# Work instruction:
The full listing should be written out verbatim, and its images should be dropped.

----------------

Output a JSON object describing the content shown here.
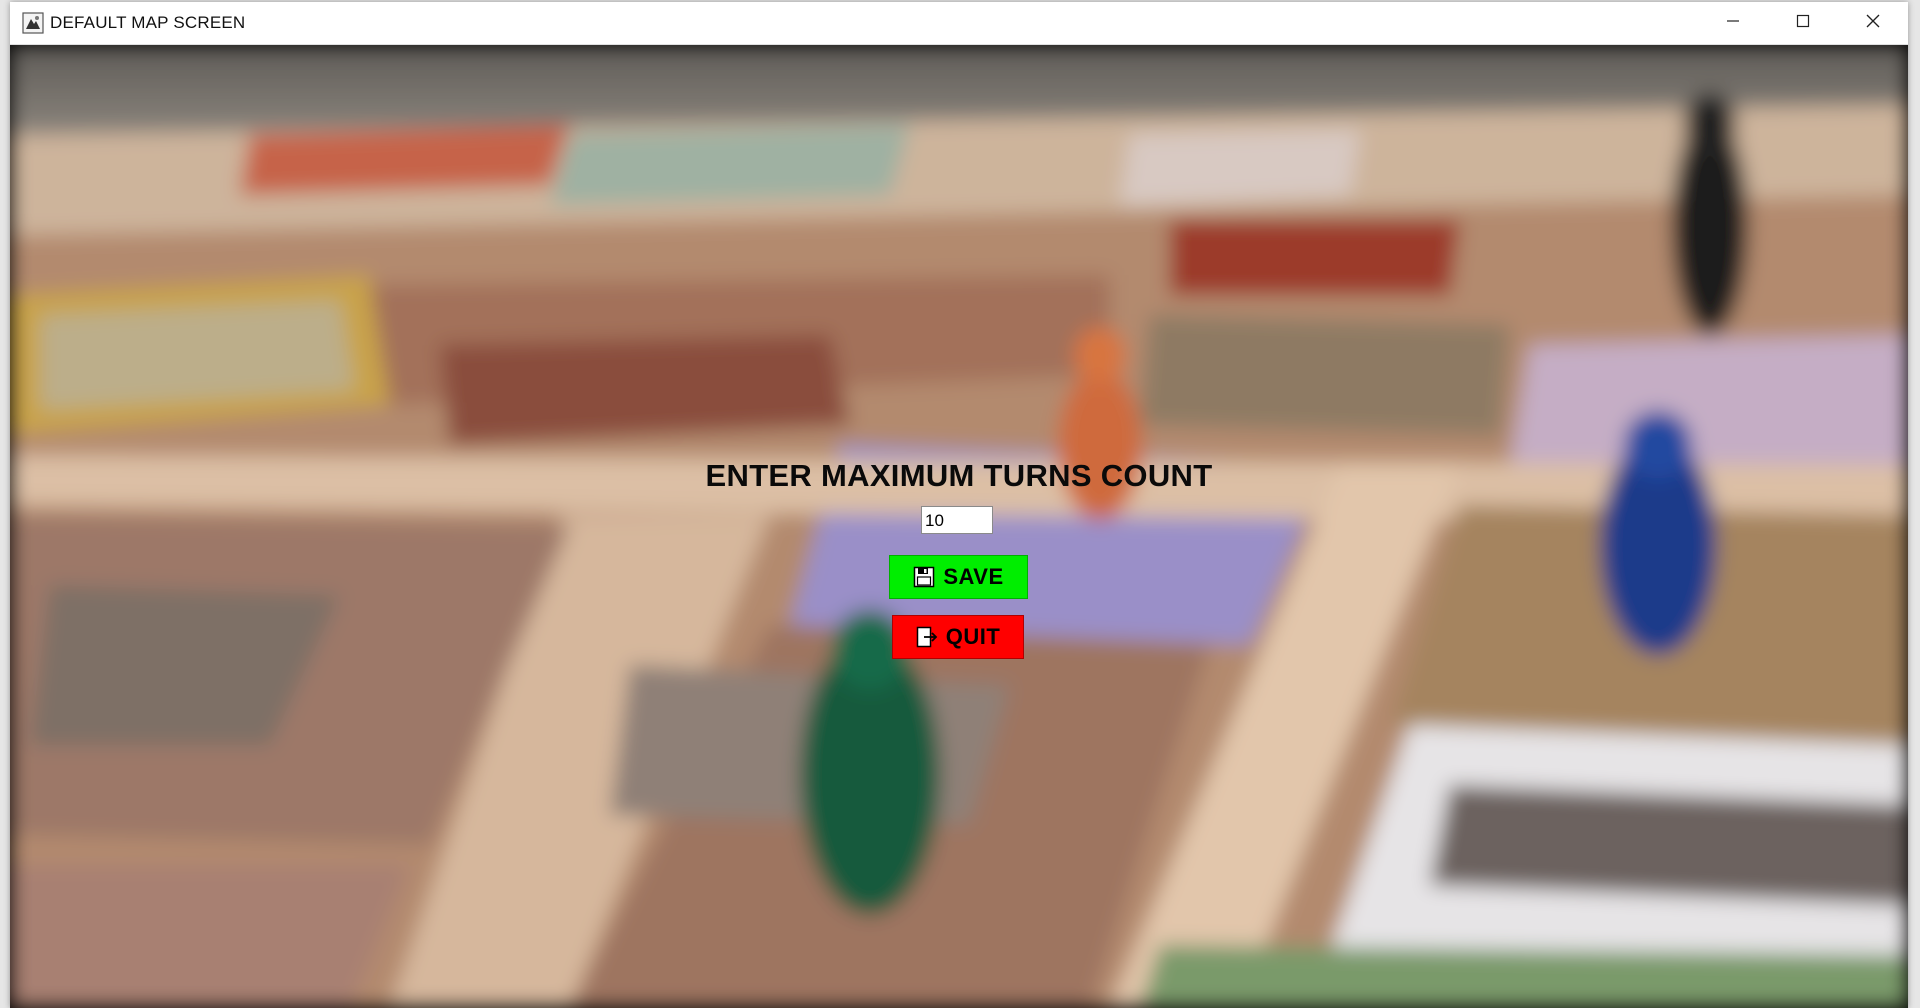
{
  "window": {
    "title": "DEFAULT MAP SCREEN",
    "controls": [
      "minimize",
      "maximize",
      "close"
    ]
  },
  "dialog": {
    "prompt": "ENTER MAXIMUM TURNS COUNT",
    "turns_input_value": "10",
    "save_label": "SAVE",
    "quit_label": "QUIT"
  },
  "icons": {
    "app": "app-icon",
    "minimize": "minimize-icon",
    "maximize": "maximize-icon",
    "close": "close-icon",
    "save": "floppy-disk-icon",
    "quit": "exit-icon"
  },
  "colors": {
    "save_button": "#00ee00",
    "quit_button": "#ff0000",
    "titlebar": "#ffffff",
    "prompt_text": "#0a0a0a"
  }
}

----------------

# Output for this exercise:
Output a JSON object describing the content shown here.
{
  "window": {
    "title": "DEFAULT MAP SCREEN",
    "controls": [
      "minimize",
      "maximize",
      "close"
    ]
  },
  "dialog": {
    "prompt": "ENTER MAXIMUM TURNS COUNT",
    "turns_input_value": "10",
    "save_label": "SAVE",
    "quit_label": "QUIT"
  },
  "icons": {
    "app": "app-icon",
    "minimize": "minimize-icon",
    "maximize": "maximize-icon",
    "close": "close-icon",
    "save": "floppy-disk-icon",
    "quit": "exit-icon"
  },
  "colors": {
    "save_button": "#00ee00",
    "quit_button": "#ff0000",
    "titlebar": "#ffffff",
    "prompt_text": "#0a0a0a"
  }
}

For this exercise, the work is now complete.